Keep reading... Show less
Parks & Wildlife Service, Western Australia / Twitter

More Than 140 Whales Dead After Mass Stranding in Western Australia

More than 150 short-finned pilot whales stranded en masse at Hamelin Bay on the west coast of Australia early Friday morning.

Most of the whales did not survive after beaching themselves, according to Jeremy Chick, incident controller at Western Australia's Parks & Wildlife Service.

Keep reading... Show less
Renewable Energy

Tech Giant Microsoft Signs Largest Corporate Solar Agreement in the U.S.

By Katrine Tilgaard Petersen

Microsoft has announced the single largest corporate purchase of solar power ever seen in the U.S., signing an agreement with sPower to add 315 MW of electricity via two solar projects in Virginia.

Microsoft has been powered by 100 percent renewable electricity since 2014. In 2015, the tech giant joined RE100, a global corporate leadership initiative by The Climate Group in partnership with CDP, now bringing together 130 ambitious companies committed to sourcing entirely renewable power.
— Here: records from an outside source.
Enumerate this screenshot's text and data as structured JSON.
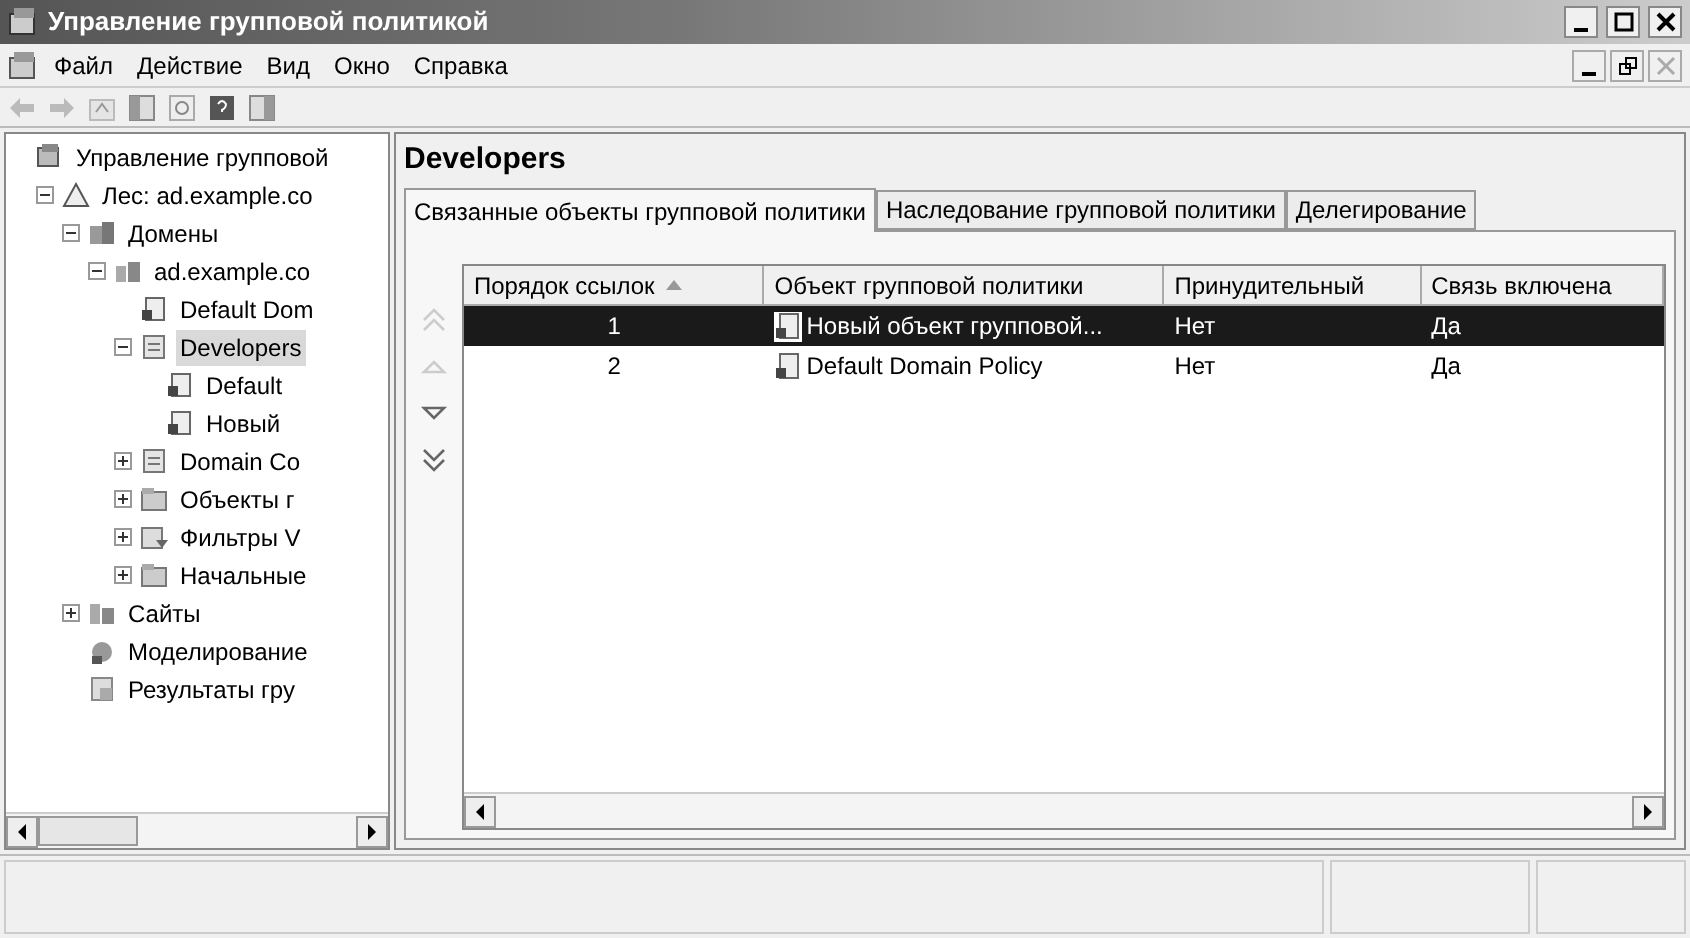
{
  "window": {
    "title": "Управление групповой политикой"
  },
  "menu": [
    "Файл",
    "Действие",
    "Вид",
    "Окно",
    "Справка"
  ],
  "tree": [
    {
      "label": "Управление групповой",
      "kind": "console",
      "selected": false,
      "children": [
        {
          "label": "Лес: ad.example.co",
          "kind": "forest",
          "selected": false,
          "expanded": true,
          "children": [
            {
              "label": "Домены",
              "kind": "domains",
              "selected": false,
              "expanded": true,
              "children": [
                {
                  "label": "ad.example.co",
                  "kind": "domain",
                  "selected": false,
                  "expanded": true,
                  "children": [
                    {
                      "label": "Default Dom",
                      "kind": "link",
                      "selected": false
                    },
                    {
                      "label": "Developers",
                      "kind": "ou",
                      "selected": true,
                      "expanded": true,
                      "children": [
                        {
                          "label": "Default",
                          "kind": "link",
                          "selected": false
                        },
                        {
                          "label": "Новый",
                          "kind": "link",
                          "selected": false
                        }
                      ]
                    },
                    {
                      "label": "Domain Co",
                      "kind": "ou",
                      "selected": false,
                      "expanded": false
                    },
                    {
                      "label": "Объекты г",
                      "kind": "folder",
                      "selected": false,
                      "expanded": false
                    },
                    {
                      "label": "Фильтры V",
                      "kind": "filter",
                      "selected": false,
                      "expanded": false
                    },
                    {
                      "label": "Начальные",
                      "kind": "folder",
                      "selected": false,
                      "expanded": false
                    }
                  ]
                }
              ]
            },
            {
              "label": "Сайты",
              "kind": "sites",
              "selected": false,
              "expanded": false
            },
            {
              "label": "Моделирование",
              "kind": "modeling",
              "selected": false
            },
            {
              "label": "Результаты гру",
              "kind": "results",
              "selected": false
            }
          ]
        }
      ]
    }
  ],
  "pane": {
    "title": "Developers",
    "tabs": [
      {
        "label": "Связанные объекты групповой политики",
        "selected": true
      },
      {
        "label": "Наследование групповой политики",
        "selected": false
      },
      {
        "label": "Делегирование",
        "selected": false
      }
    ],
    "order_buttons": [
      {
        "kind": "top",
        "disabled": true
      },
      {
        "kind": "up",
        "disabled": true
      },
      {
        "kind": "down",
        "disabled": false
      },
      {
        "kind": "bottom",
        "disabled": false
      }
    ],
    "table": {
      "columns": [
        {
          "label": "Порядок ссылок",
          "sorted": true
        },
        {
          "label": "Объект групповой политики",
          "sorted": false
        },
        {
          "label": "Принудительный",
          "sorted": false
        },
        {
          "label": "Связь включена",
          "sorted": false
        }
      ],
      "rows": [
        {
          "selected": true,
          "cells": [
            "1",
            "Новый объект групповой...",
            "Нет",
            "Да"
          ]
        },
        {
          "selected": false,
          "cells": [
            "2",
            "Default Domain Policy",
            "Нет",
            "Да"
          ]
        }
      ]
    }
  }
}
Keep reading... Show less

The New Government Omnibus Spending Bill Shows That Science Advocacy Matters

By Yogin Kothari

After a long wait, late Wednesday night, Congress posted a spending agreement for the rest of the 2018 fiscal year. For the most part, we achieved significant victories, especially given the challenging political environment, in repelling proposals that would have directly undermined the role of science in public health and environmental policymaking.

Keep reading... Show less

Pipeline Leaks 42,000 Gallons Into Indiana Stream

Forty-two thousand gallons of diesel spilled from a Marathon Petroleum Corporation pipeline into Big Creek in Posey Creek, Indiana before the leak was detected Tuesday evening, U.S. News & World Report reported Wednesday.

The pipeline was immediately shut off, and workers contained the spill with two booms before it reached the Wabash River.

Keep reading... Show less

Skylines to Switch Off as Millions Connect to the Planet to Celebrate Earth Hour 2018

On Saturday, March 24 at 8:30 p.m. local time, skylines around the world will go dark as millions celebrate WWF's Earth Hour to spark global awareness and action on nature and the environment.

From the Eiffel Tower to the Empire State Building, and the Bird's Nest stadium to Burj Khalifa, thousands of landmarks will switch off their lights in solidarity for the planet, urging individuals, businesses and governments worldwide to move forward the conversations and solutions we need to build a healthy, sustainable future for all.

Keep reading... Show less


The best of EcoWatch, right in your inbox. Sign up for our email newsletter!